As part of our Dave Ramsey financial planning, he discusses his “zero-based budget”, which means telling every dollar where it should go before your month begins.
Here’s how to create a budget:
- Write down your total income. This is your after-tax take home pay, including everything from full-time jobs, side hustles, Social Security checks or any other income.
- List your expenses. Total all your costs — from gas, groceries and subscriptions to bills like your mortgage and electricity. Don’t forget irregular bills, such as quarterly insurance payments or seasonal expenses.
- Subtract your expenses from your income to get to a zero base. This doesn’t mean you don’t have anything in your bank account at the end of the month — it just means you have zero dollars left over in your budget. You know where every dollar is going.
- Have money left over? You’ll need to work on your budget until you get there, allocating more to debts to help pay them off sooner, according to your Debt Snowball Plan. If you don’t have any debts, it’s time to starting building your savings and wealth.
- Don’t have enough money to cover your monthly expenses? Start with your four walls: basic necessities like housing, food, medical and transportation. Then look for ways to cut out unnecessary spending – and yes, your Latte is unnecessary! If debt is taking over, you should set up a Debt Snowball. You also may need to consider boosting your income with a part-time job.
- Track your spending. This last step may be the most difficult but is the only way to know that your budget is on track with your life.
Having a hard time with that last step? Here are some easy ways to keep you on track with your spending and savings goals as you begin to follow a budgeting plan:
- Use our Money Manager to keep it simple and in front of you. Log in to Digital Banking to get started.
- Be realistic. If cutting a lot of expenses seems overwhelming, try one area at a time so you can see progress immediately. Budgeting is like an overall healthy lifestyle — you want the extra weight to come off slowly but surely and be a long-term change.
- Revisit your budget in detail at least once a month – or even better, every payday. This will confirm that you are following your outlined plan and staying within your spending limits. It will also allow you to see any patterns that might be throwing your budget off, or any expenses that you might have originally forgotten to account for.

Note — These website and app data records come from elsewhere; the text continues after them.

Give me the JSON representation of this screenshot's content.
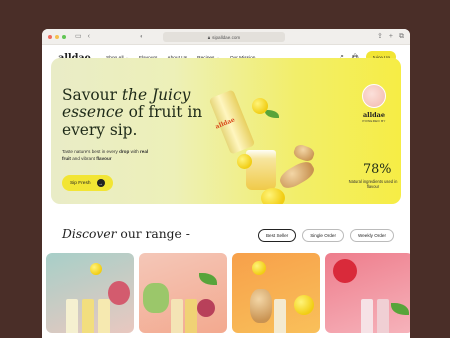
{
  "browser": {
    "url": "sipalldae.com",
    "back_icon": "chevron-left-icon",
    "sidebar_icon": "sidebar-icon",
    "shield_icon": "shield-icon",
    "right_icons": [
      "share-icon",
      "plus-icon",
      "tabs-icon"
    ]
  },
  "nav": {
    "logo": "alldae",
    "menu": [
      "Shop All",
      "Flavours",
      "About Us",
      "Recipes",
      "Our Mission"
    ],
    "menu_dropdown": [
      "Shop All",
      "Recipes"
    ],
    "cta": "Juice Up"
  },
  "hero": {
    "title_line1": "Savour",
    "title_italic1": "the Juicy",
    "title_italic2": "essence",
    "title_line2_rest": "of fruit in",
    "title_line3": "every sip.",
    "sub_before": "Taste nature's best in every",
    "sub_bold1": "drop",
    "sub_mid": "with",
    "sub_bold2": "real fruit",
    "sub_mid2": "and vibrant",
    "sub_bold3": "flavour",
    "button": "Sip Fresh",
    "can_label": "alldae",
    "badge_logo": "alldae",
    "badge_sub": "POWERED BY",
    "stat_value": "78%",
    "stat_caption": "Natural ingredients used in flavour"
  },
  "range": {
    "title_italic": "Discover",
    "title_rest": "our range -",
    "filters": [
      "Best Seller",
      "Single Order",
      "Weekly Order"
    ],
    "active_filter": "Best Seller"
  },
  "colors": {
    "accent_yellow": "#f2e534",
    "page_bg": "#4a2e28",
    "brand_dot": "#e85a2b"
  },
  "cards": [
    {
      "bg": "linear-gradient(160deg,#a7cfc8,#e9c8c0)"
    },
    {
      "bg": "linear-gradient(160deg,#f4c7b8,#f3a98f)"
    },
    {
      "bg": "linear-gradient(160deg,#f7a04a,#f9c05a)"
    },
    {
      "bg": "linear-gradient(160deg,#ee7d8c,#f6b3bb)"
    }
  ]
}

- Lastly, the most fun part – and best kind of incentive for following a budget – is to watch your savings grow! The best part about sticking to a budget is seeing the fruits of your efforts, in the form of more money staying in instead of going out!